Vanity is the commonly perceivable consequence of pride (they are very often synonymous). It is worth recalling the final scene of the film 'The Devil's Advocate', with Al Pacino playing the main character, in which Satan says the memorable words, 'Vanity is my favourite sin'. What has been said exhausts the subject. A proud man seems to be empty and far from reality. He has fallen prey of evil. Fashion trends are connected with this subject. Fashion shows are not without reason called vanity fairs. Many people are ashamed to wear unfashionable clothes in public.
It is easy to go from vanity to narcissism. An egocentric that falls into narcissism falls in love with himself. He is completely convinced that in the world there is nobody so beautiful and wonderful as he is. Autoeroticism often accompanies this 'love'.
Pride changes into snobbism. This unhealthy attitude is manifested by people who, at all costs, want to show their knowledge on some chosen topic. They often know very little on the topic, but wanting to be at the top and be 'cool' they reveal their stupidity at every step.

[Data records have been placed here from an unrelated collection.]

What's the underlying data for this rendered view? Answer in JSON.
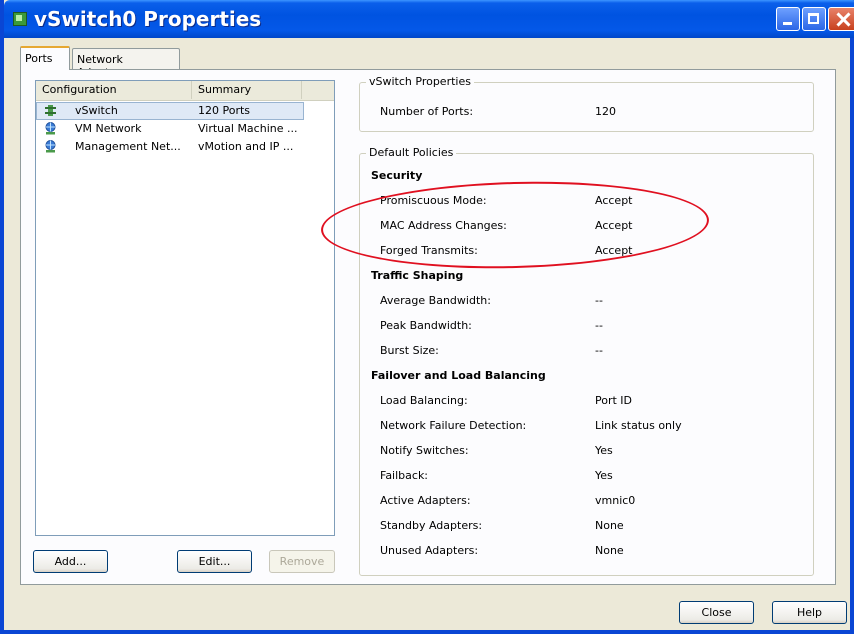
{
  "window": {
    "title": "vSwitch0 Properties"
  },
  "tabs": [
    {
      "label": "Ports"
    },
    {
      "label": "Network Adapters"
    }
  ],
  "list": {
    "headers": [
      "Configuration",
      "Summary"
    ],
    "rows": [
      {
        "icon": "vswitch-icon",
        "label": "vSwitch",
        "summary": "120 Ports"
      },
      {
        "icon": "network-globe-icon",
        "label": "VM Network",
        "summary": "Virtual Machine ..."
      },
      {
        "icon": "network-globe-icon",
        "label": "Management Net...",
        "summary": "vMotion and IP ..."
      }
    ]
  },
  "list_buttons": {
    "add": "Add...",
    "edit": "Edit...",
    "remove": "Remove"
  },
  "vswitch_properties": {
    "title": "vSwitch Properties",
    "number_of_ports_label": "Number of Ports:",
    "number_of_ports_value": "120"
  },
  "default_policies": {
    "title": "Default Policies",
    "security": {
      "heading": "Security",
      "items": [
        {
          "label": "Promiscuous Mode:",
          "value": "Accept"
        },
        {
          "label": "MAC Address Changes:",
          "value": "Accept"
        },
        {
          "label": "Forged Transmits:",
          "value": "Accept"
        }
      ]
    },
    "traffic_shaping": {
      "heading": "Traffic Shaping",
      "items": [
        {
          "label": "Average Bandwidth:",
          "value": "--"
        },
        {
          "label": "Peak Bandwidth:",
          "value": "--"
        },
        {
          "label": "Burst Size:",
          "value": "--"
        }
      ]
    },
    "failover": {
      "heading": "Failover and Load Balancing",
      "items": [
        {
          "label": "Load Balancing:",
          "value": "Port ID"
        },
        {
          "label": "Network Failure Detection:",
          "value": "Link status only"
        },
        {
          "label": "Notify Switches:",
          "value": "Yes"
        },
        {
          "label": "Failback:",
          "value": "Yes"
        },
        {
          "label": "Active Adapters:",
          "value": "vmnic0"
        },
        {
          "label": "Standby Adapters:",
          "value": "None"
        },
        {
          "label": "Unused Adapters:",
          "value": "None"
        }
      ]
    }
  },
  "footer": {
    "close": "Close",
    "help": "Help"
  },
  "colors": {
    "annotation": "#e01020",
    "titlebar": "#0053e1",
    "selection": "#dfe9f6"
  }
}
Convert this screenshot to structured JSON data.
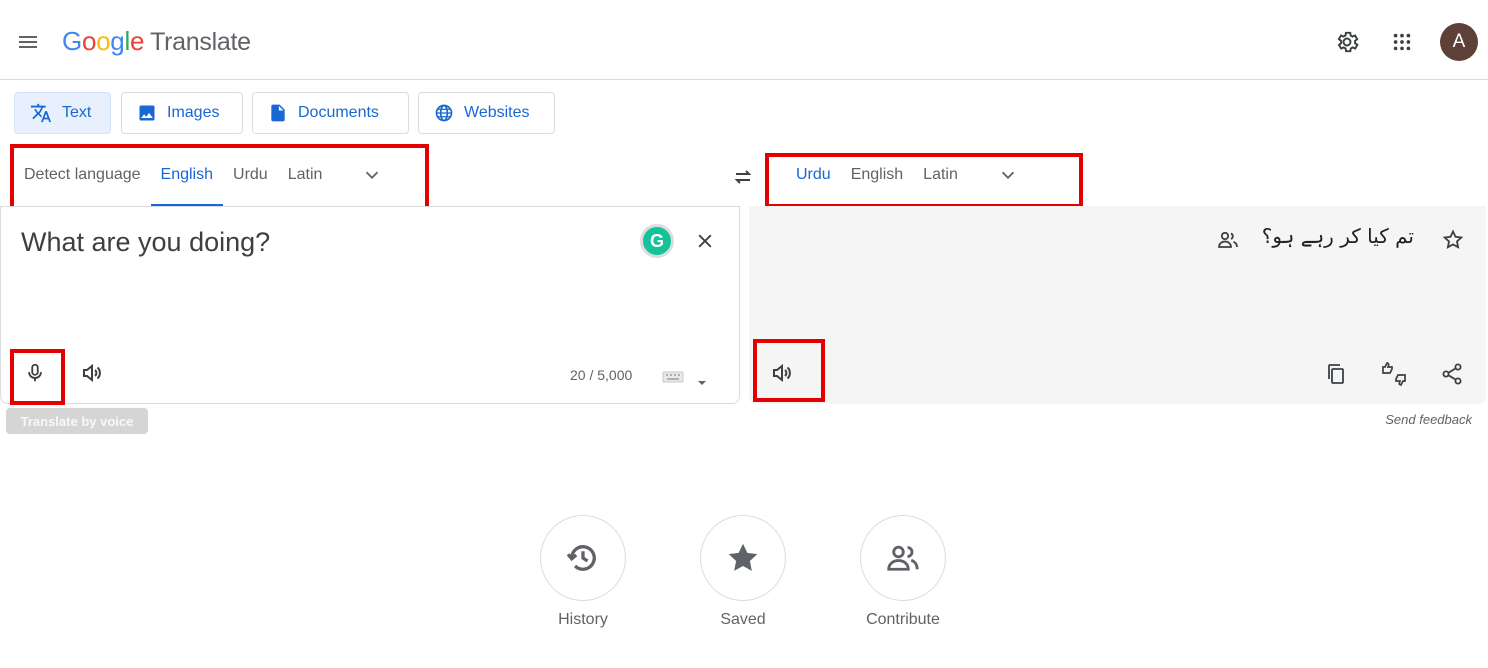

Snobs do not even see that they make fools of themselves because their own love and self-esteem, falsely understood, do not let them do so. Special shops are opened for such people. Since snobs want to be connected with some trademark or make.
Another thing related to this topic is excessive care for one's image, i.e. appearance. I do not only mean fashionable clothes but also being seen with concrete people (e.g. celebrities). The thing is also to visit proper places (e.g. certain places of entertainment). Moreover, a man whose appearance is very important to him loses his sense of reality because his life becomes a performance in which he plays the role of his life.

Humility is the remedy for pride

A human being that is mentally and emotionally matured can look at himself as if from outside. Thanks to this distance he is able to analyse his deeds and reach an objective evaluation of his thinking and conduct. He can also be critical of himself and confess his mistakes. And his greatness results from that. Since it comes from the feature that is often forgotten or wrongly understood today, I mean humility. It can be defined as the ability to look at oneself in truth. The truth refers both to the natural order and to the realities revealed by personal God in whom we believe. A believer, being aware that his existence passes and vanishes, can peacefully look to the future since personal Love awaits him, not only at the end of this life. This Love was revealed in the words and deeds of Jesus of Nazareth. Throughout his earthly mission, which ended with his glorious return to Heavenly Father, he smoothed the way for us to eternity where we will be seeing God face to face (see 1 Corinthians 13:12).
A Christian knows that where God is in control all things are in order. That's why he can humbly live his life, remembering the words of the Apostle to the Nations, 'it is for you, so full of your own importance, to go taking sides for one man against another. In any case, has anybody given you some special right? What do you have that was not given to you?' (1 Corinthians 4:6ff), which can become the motto of our existence.

"Niedziela" 12/2007

Editor: Tygodnik Katolicki "Niedziela", ul. 3 Maja 12, 42-200 Czestochowa, Polska
Editor-in-chief: Fr Jaroslaw Grabowski • E-mail: